He urged jurors to look past the the women’s emotional testimony and focus on the factual evidence.
“‘Believe us because we’re mad, believe us because we cried,’” Jackson said jurors were being asked to do. “Well, fury does not make fact. And tears do not make truth.”
All the women involved in the charges went by Jane Doe in court. The Associated Press does not typically name people who say they have been sexually abused unless they come forward publicly or agree to be named through their attorneys, as the women named here did.
Prosecutors called 40 other witnesses in an attempt to give context and corroboration to those stories. Four were other women who were not part of the charges but testified that Weinstein raped or sexually assaulted them. They were brought to the stand to establish a pattern of sexual predation.

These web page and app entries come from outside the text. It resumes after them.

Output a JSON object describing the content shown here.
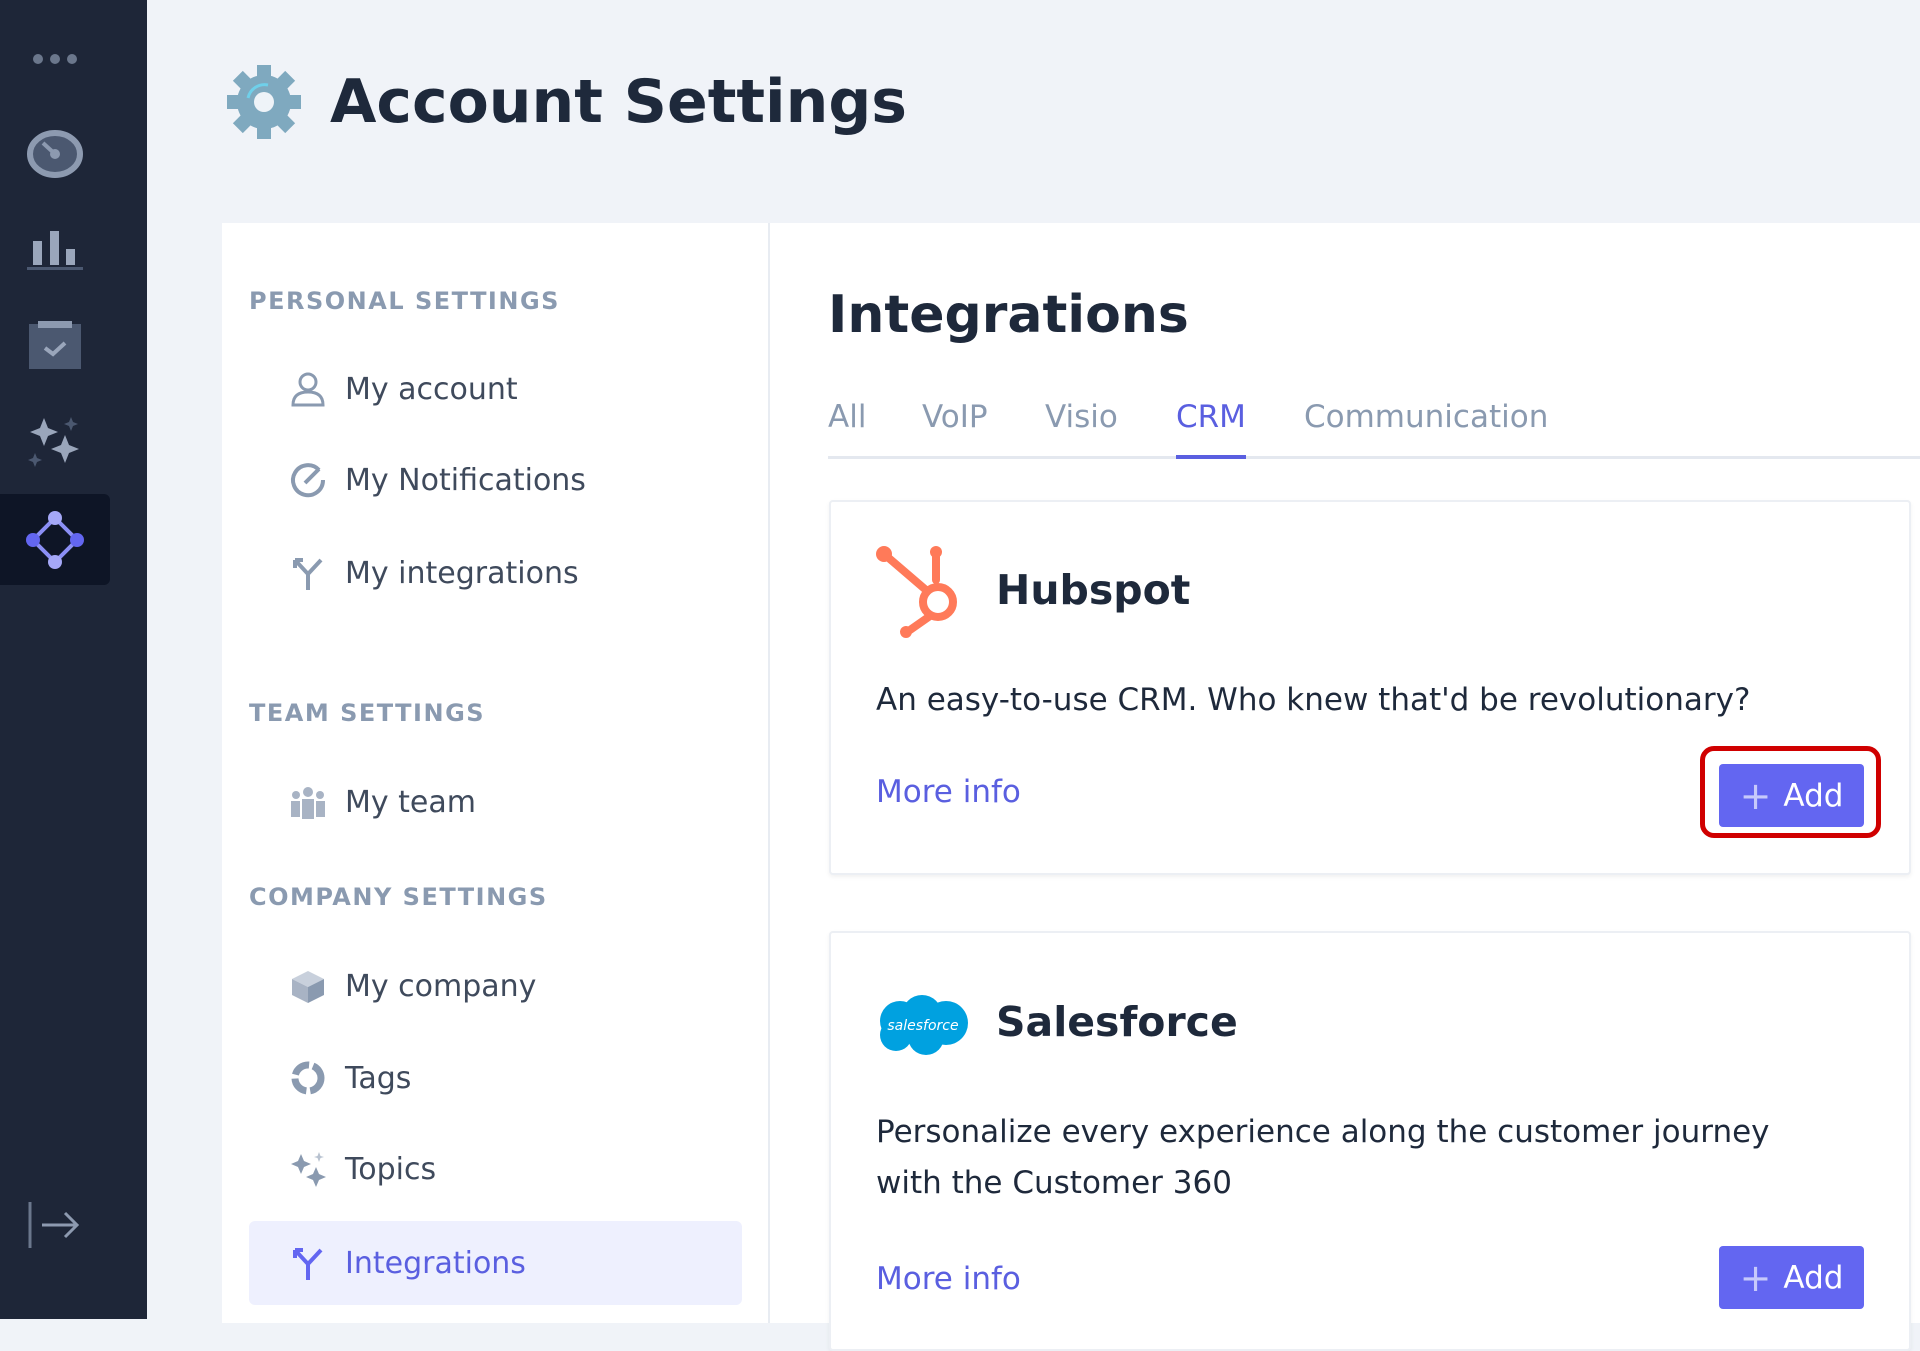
{
  "page": {
    "title": "Account Settings"
  },
  "rail": {
    "items": [
      "more-icon",
      "dashboard-icon",
      "analytics-icon",
      "tasks-icon",
      "topics-icon",
      "integrations-icon",
      "logout-icon"
    ]
  },
  "settings_nav": {
    "personal": {
      "heading": "PERSONAL SETTINGS",
      "items": [
        "My account",
        "My Notifications",
        "My integrations"
      ]
    },
    "team": {
      "heading": "TEAM SETTINGS",
      "items": [
        "My team"
      ]
    },
    "company": {
      "heading": "COMPANY SETTINGS",
      "items": [
        "My company",
        "Tags",
        "Topics",
        "Integrations"
      ]
    },
    "selected": "Integrations"
  },
  "main": {
    "title": "Integrations",
    "tabs": [
      "All",
      "VoIP",
      "Visio",
      "CRM",
      "Communication"
    ],
    "active_tab": "CRM",
    "cards": [
      {
        "name": "Hubspot",
        "description": "An easy-to-use CRM. Who knew that'd be revolutionary?",
        "more_label": "More info",
        "add_label": "Add",
        "logo_color": "#ff7a59"
      },
      {
        "name": "Salesforce",
        "logo_text": "salesforce",
        "description_line1": "Personalize every experience along the customer journey",
        "description_line2": "with the Customer 360",
        "more_label": "More info",
        "add_label": "Add",
        "logo_color": "#00a1e0"
      }
    ]
  },
  "colors": {
    "accent": "#6366f1",
    "rail": "#1e2638",
    "highlight": "#d00000"
  }
}
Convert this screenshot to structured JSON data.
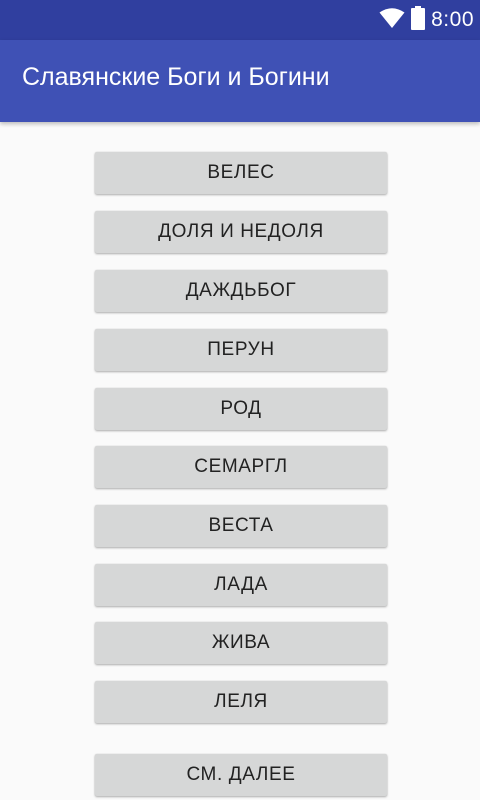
{
  "status_bar": {
    "time": "8:00",
    "icons": [
      "wifi-icon",
      "battery-icon"
    ]
  },
  "app_bar": {
    "title": "Славянские Боги и Богини"
  },
  "buttons": [
    {
      "label": "ВЕЛЕС"
    },
    {
      "label": "ДОЛЯ И НЕДОЛЯ"
    },
    {
      "label": "ДАЖДЬБОГ"
    },
    {
      "label": "ПЕРУН"
    },
    {
      "label": "РОД"
    },
    {
      "label": "СЕМАРГЛ"
    },
    {
      "label": "ВЕСТА"
    },
    {
      "label": "ЛАДА"
    },
    {
      "label": "ЖИВА"
    },
    {
      "label": "ЛЕЛЯ"
    },
    {
      "label": "СМ. ДАЛЕЕ"
    }
  ],
  "colors": {
    "status_bar": "#303f9f",
    "app_bar": "#3f51b5",
    "background": "#fafafa",
    "button": "#d6d7d7",
    "button_text": "#222222"
  }
}
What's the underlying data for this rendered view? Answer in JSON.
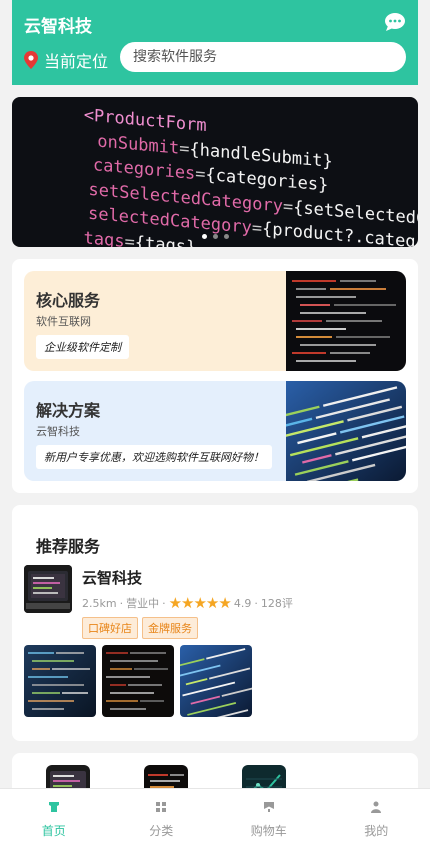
{
  "header": {
    "title": "云智科技",
    "location_label": "当前定位"
  },
  "search": {
    "placeholder": "搜索软件服务"
  },
  "banner": {
    "lines": [
      {
        "attr": "<ProductForm",
        "val": ""
      },
      {
        "attr": "onSubmit",
        "val": "{handleSubmit}"
      },
      {
        "attr": "categories",
        "val": "{categories}"
      },
      {
        "attr": "setSelectedCategory",
        "val": "{setSelectedCat"
      },
      {
        "attr": "selectedCategory",
        "val": "{product?.categ"
      },
      {
        "attr": "tags",
        "val": "{tags}"
      }
    ],
    "dots": 3,
    "active_dot": 0
  },
  "cards": [
    {
      "title": "核心服务",
      "subtitle": "软件互联网",
      "tag": "企业级软件定制"
    },
    {
      "title": "解决方案",
      "subtitle": "云智科技",
      "tag": "新用户专享优惠，欢迎选购软件互联网好物！"
    }
  ],
  "recommend": {
    "title": "推荐服务",
    "shop": {
      "name": "云智科技",
      "distance": "2.5km",
      "status": "营业中",
      "stars": "★★★★★",
      "rating": "4.9",
      "reviews": "128评",
      "badges": [
        "口碑好店",
        "金牌服务"
      ]
    }
  },
  "tabbar": {
    "items": [
      {
        "label": "首页",
        "icon": "home-icon"
      },
      {
        "label": "分类",
        "icon": "grid-icon"
      },
      {
        "label": "购物车",
        "icon": "cart-icon"
      },
      {
        "label": "我的",
        "icon": "user-icon"
      }
    ],
    "active": 0
  },
  "colors": {
    "brand": "#2ec4a0",
    "star": "#f5a623",
    "badge": "#e8861a"
  }
}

Weinstein beat four other felony charges before the trial even ended when prosecutors said a woman he was charged with raping twice and sexually assaulting twice would not appear to testify. They declined to give a reason. Judge Lisa Lench dismissed those charges.
Weinstein’s latest conviction hands a victory to victims of sexual misconduct of famous men in the wake of some legal setbacks, including the dismissal of Bill Cosby’s conviction last year. The rape trial of “That ’70s Show” actor Danny Masterson, held simultaneously and just down the hall from Weinstein’s, ended in a mistrial. And actor Kevin Spacey was victorious at a sexual battery civil trial in New York last month.
Weinstein’s New York conviction survived an initial appeal, but the case is set to be heard by the state’s highest court next year. The California conviction, also likely to be appealed, means he will not walk free even if the East Coast conviction is thrown out.
Our new weekly Impact Report newsletter examines how ESG news and trends are shaping the roles and responsibilities of today’s executives. Subscribe here.